Betleski, 52, could receive up to five years in prison if convicted of the charge. He entered a not-guilty plea during a brief court appearance Friday.
Betleski resigned July 28, in part because of a confrontation with County Recorder Judy Nedwick over his decision to take vacation time while she was also out of the office.
A letter from Special Prosecutor Brendan Sheehan to Lorain County Prosecutor Dennis Will said that while Betleski was on vacation, one of Nedwick’s employees discovered several digital photos and home movies that were “personal in nature” on his county computer.
But Sheehan concluded that the images and videos don’t appear to have violated county computer policies.
Betleski, who also is a former Lorain city councilman, resigned after a review of his vacation time showed that he had been crediting himself with an extra week’s vacation since 2004.
Betleski left county Auditor Mark Stewart’s office in 2003 to work for Nedwick, who declined to comment Friday.
According to a review by Interim Chief Deputy Recorder Mirta Remali, Betleski racked up an extra 150 hours of vacation time to which he wasn’t entitled under county policies.
Betleski, who declined to comment Friday, has said that Nedwick told him to take extra vacation time as an enticement to take the chief deputy recorder’s job.
After he resigned, Betleski was paid $6,221 for 197 hours of unused vacation time he had on the books.

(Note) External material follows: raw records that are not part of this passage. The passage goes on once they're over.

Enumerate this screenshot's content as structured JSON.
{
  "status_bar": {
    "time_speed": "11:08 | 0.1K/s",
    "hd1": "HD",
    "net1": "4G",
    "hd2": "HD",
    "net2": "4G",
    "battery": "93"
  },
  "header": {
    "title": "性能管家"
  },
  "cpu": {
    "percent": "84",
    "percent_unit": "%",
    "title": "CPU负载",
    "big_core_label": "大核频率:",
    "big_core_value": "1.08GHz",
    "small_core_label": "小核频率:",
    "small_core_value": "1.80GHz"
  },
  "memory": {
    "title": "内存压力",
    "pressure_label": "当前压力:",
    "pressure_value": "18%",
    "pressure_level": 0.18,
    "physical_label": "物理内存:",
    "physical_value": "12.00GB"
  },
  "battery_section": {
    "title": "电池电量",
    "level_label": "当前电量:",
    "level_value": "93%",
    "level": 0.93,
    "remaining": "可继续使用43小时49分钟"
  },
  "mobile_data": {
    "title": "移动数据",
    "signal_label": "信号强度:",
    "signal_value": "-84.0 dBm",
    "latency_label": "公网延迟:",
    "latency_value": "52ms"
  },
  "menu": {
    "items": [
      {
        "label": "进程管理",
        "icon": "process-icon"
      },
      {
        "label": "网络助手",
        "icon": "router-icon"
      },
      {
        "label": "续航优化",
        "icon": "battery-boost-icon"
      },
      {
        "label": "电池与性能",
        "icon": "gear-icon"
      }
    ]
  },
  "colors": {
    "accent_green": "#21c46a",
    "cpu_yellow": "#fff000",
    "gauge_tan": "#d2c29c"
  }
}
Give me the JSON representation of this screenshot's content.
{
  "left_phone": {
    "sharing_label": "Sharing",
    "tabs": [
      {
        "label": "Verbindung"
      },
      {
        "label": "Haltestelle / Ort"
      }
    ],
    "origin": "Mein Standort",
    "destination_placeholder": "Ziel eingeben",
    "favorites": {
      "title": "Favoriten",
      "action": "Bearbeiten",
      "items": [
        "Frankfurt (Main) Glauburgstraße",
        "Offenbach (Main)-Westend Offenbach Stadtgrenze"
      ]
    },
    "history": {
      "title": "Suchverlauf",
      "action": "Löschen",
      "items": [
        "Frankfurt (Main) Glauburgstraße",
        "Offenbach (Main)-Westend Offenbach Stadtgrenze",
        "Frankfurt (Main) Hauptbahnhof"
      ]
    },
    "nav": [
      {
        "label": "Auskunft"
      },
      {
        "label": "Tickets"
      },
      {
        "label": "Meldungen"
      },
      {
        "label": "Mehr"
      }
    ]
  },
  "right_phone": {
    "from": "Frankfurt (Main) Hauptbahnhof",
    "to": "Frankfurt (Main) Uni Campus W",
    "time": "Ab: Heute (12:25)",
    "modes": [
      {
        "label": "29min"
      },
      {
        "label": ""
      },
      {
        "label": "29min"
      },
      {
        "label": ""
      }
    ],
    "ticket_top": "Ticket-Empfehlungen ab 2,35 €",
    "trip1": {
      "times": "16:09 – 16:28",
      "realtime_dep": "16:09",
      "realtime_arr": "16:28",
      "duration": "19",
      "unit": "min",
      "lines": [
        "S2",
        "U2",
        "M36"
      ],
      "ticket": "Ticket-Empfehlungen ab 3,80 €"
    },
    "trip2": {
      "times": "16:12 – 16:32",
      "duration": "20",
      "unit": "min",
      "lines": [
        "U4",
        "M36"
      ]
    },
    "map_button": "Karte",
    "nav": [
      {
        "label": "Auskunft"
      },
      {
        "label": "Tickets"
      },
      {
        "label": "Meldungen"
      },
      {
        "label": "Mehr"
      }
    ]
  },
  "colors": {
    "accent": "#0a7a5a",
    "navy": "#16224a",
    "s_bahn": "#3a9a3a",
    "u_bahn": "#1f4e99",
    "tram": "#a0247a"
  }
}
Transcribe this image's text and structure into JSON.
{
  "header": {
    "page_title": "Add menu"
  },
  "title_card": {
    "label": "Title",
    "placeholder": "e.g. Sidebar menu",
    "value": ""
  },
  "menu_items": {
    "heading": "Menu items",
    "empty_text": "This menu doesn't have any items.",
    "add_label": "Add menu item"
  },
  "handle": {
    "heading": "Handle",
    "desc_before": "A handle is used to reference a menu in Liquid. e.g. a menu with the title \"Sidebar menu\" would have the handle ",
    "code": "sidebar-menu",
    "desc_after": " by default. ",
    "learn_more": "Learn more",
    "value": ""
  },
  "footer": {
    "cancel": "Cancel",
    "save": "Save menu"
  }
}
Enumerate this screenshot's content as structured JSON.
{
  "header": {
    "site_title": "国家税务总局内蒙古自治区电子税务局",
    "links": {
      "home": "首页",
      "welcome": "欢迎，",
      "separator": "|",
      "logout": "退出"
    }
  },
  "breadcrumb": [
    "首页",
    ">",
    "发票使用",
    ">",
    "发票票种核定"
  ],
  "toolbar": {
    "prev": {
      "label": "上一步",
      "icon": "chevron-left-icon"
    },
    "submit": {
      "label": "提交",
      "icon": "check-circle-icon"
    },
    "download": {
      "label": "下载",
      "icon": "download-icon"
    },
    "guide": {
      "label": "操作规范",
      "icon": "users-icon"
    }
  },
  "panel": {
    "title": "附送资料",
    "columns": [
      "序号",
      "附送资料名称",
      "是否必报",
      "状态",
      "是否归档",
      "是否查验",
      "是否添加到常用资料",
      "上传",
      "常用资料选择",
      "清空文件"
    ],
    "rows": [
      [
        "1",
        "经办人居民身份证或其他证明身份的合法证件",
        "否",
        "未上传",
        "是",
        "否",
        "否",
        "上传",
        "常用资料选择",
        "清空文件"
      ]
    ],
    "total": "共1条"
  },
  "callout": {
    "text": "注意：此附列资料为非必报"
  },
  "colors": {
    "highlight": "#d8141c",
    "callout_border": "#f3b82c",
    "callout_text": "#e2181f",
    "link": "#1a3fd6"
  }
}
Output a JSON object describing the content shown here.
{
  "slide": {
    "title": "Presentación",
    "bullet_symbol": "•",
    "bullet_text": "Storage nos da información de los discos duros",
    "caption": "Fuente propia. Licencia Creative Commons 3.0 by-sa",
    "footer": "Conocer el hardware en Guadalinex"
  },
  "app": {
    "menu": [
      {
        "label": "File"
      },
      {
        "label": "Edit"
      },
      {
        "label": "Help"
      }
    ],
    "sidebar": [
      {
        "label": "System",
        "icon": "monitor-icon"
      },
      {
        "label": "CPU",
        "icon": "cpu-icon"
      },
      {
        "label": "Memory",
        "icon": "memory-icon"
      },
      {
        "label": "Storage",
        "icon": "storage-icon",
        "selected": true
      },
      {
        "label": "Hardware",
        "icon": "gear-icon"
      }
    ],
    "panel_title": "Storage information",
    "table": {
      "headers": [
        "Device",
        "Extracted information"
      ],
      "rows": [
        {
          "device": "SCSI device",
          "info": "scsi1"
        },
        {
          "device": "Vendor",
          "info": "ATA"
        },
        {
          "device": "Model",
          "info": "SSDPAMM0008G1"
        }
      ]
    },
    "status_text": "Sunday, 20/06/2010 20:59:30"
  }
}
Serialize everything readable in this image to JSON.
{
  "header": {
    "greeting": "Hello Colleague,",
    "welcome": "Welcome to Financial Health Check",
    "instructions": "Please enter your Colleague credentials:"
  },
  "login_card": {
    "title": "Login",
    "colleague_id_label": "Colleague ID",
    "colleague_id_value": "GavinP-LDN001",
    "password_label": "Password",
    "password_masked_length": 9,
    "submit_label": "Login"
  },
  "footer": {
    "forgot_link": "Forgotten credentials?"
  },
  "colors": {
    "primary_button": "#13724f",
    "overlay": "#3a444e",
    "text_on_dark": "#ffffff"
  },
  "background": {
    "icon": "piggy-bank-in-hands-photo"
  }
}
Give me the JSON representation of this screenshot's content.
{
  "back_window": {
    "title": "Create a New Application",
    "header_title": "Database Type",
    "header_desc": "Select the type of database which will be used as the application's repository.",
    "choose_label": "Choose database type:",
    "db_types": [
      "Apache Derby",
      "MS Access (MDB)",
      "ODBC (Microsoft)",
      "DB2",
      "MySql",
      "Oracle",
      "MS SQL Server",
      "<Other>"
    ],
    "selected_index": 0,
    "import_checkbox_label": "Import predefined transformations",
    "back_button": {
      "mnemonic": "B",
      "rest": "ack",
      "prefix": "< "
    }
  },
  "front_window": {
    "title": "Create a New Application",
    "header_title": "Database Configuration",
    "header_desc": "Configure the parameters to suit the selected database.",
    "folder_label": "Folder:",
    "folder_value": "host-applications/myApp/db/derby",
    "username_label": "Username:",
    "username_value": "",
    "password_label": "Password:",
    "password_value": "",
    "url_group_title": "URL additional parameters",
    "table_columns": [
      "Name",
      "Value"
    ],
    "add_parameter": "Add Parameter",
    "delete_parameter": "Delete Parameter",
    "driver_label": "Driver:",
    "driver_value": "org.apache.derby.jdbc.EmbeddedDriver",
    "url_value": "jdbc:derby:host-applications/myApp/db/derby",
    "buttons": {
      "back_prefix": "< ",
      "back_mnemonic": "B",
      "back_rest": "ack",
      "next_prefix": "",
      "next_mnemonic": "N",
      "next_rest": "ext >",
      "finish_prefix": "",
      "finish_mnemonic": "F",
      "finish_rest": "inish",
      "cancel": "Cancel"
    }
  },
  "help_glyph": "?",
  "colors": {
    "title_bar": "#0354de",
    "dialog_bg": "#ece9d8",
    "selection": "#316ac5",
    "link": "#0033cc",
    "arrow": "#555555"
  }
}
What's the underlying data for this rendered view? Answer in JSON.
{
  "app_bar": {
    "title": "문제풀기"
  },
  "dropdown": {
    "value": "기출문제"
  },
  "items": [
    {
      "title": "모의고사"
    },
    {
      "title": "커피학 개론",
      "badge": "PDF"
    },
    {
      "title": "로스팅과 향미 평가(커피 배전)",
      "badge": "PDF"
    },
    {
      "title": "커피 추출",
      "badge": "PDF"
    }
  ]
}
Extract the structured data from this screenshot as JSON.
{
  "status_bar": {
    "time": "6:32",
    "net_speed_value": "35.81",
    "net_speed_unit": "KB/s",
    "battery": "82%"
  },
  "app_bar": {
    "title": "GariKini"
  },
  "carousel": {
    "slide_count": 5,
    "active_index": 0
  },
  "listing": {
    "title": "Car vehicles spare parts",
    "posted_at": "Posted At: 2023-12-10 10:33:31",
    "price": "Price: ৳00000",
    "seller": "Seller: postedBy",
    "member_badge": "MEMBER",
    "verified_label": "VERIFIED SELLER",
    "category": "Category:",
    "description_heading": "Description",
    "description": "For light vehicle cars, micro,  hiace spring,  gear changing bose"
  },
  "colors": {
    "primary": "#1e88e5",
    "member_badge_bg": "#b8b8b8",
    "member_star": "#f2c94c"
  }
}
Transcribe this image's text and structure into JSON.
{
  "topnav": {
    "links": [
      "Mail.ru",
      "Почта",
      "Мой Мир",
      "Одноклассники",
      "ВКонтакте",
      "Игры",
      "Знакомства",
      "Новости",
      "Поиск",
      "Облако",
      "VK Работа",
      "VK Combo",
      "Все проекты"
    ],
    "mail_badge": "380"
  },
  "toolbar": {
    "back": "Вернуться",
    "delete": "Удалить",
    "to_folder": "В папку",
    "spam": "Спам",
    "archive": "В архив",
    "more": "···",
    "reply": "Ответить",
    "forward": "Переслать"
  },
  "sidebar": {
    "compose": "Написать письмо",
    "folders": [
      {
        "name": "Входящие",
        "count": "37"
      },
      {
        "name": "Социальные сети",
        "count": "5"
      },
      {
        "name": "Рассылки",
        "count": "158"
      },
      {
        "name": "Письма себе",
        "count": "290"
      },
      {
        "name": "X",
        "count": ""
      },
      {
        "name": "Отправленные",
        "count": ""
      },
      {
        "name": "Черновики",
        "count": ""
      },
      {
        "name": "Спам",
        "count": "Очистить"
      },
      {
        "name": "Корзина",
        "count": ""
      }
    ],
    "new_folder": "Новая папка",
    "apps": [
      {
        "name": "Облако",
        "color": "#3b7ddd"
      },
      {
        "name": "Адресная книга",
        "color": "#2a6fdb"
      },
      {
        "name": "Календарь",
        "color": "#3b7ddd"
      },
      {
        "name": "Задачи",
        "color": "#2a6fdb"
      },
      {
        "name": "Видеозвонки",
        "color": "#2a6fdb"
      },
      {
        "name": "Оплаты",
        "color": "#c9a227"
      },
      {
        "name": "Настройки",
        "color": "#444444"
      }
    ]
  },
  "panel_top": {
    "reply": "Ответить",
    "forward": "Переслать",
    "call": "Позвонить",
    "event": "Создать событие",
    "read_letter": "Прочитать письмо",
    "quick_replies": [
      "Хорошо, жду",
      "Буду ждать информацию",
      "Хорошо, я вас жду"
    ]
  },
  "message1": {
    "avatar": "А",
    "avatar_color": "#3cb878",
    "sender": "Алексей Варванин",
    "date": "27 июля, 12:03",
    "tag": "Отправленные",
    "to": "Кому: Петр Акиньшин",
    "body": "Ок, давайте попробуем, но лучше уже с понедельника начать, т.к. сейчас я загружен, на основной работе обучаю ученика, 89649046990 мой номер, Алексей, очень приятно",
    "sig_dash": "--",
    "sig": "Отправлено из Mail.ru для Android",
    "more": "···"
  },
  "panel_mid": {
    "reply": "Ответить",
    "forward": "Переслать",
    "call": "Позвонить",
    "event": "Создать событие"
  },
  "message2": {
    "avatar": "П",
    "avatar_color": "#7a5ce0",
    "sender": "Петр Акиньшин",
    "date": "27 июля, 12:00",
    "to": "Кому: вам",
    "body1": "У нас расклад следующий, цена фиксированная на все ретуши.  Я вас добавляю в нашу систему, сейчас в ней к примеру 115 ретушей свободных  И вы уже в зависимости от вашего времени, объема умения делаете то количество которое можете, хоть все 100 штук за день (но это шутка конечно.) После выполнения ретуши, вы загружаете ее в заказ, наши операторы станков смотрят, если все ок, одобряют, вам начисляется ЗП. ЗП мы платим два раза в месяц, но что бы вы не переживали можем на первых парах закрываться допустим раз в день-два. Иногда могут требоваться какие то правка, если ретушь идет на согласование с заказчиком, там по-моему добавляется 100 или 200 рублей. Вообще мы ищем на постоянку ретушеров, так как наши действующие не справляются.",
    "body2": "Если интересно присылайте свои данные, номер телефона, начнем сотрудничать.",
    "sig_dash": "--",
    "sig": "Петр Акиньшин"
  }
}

He has since cut the county a check for $3,200 to cover the payment for those hours to which he allegedly wasn’t entitled.
Betleski also was paid $31,500 for 1,000 unused sick time hours he had accumulated during his tenure with the county, but Remali has said there doesn’t appear to be any problems with that payment.
Betleski, who is the brother of Lorain County Common Pleas Judge Mark Betleski and the son of former county Judge Adrian Betleski, also agreed to repay about $2,215 in unemployment benefits he received from the state.
The county had planned to fight his decision to seek those benefits, saying he wasn’t entitled to them because he resigned and — had he been fired — it would have been for good reason.
Betleski, who agreed to be charged without having his case presented to a grand jury, remains free on bond.
James Gemelas, Betleski’s attorney, said he hopes the case against his client will be resolved quickly.
Contact Brad Dicken at 329-7147 or firstname.lastname@example.org.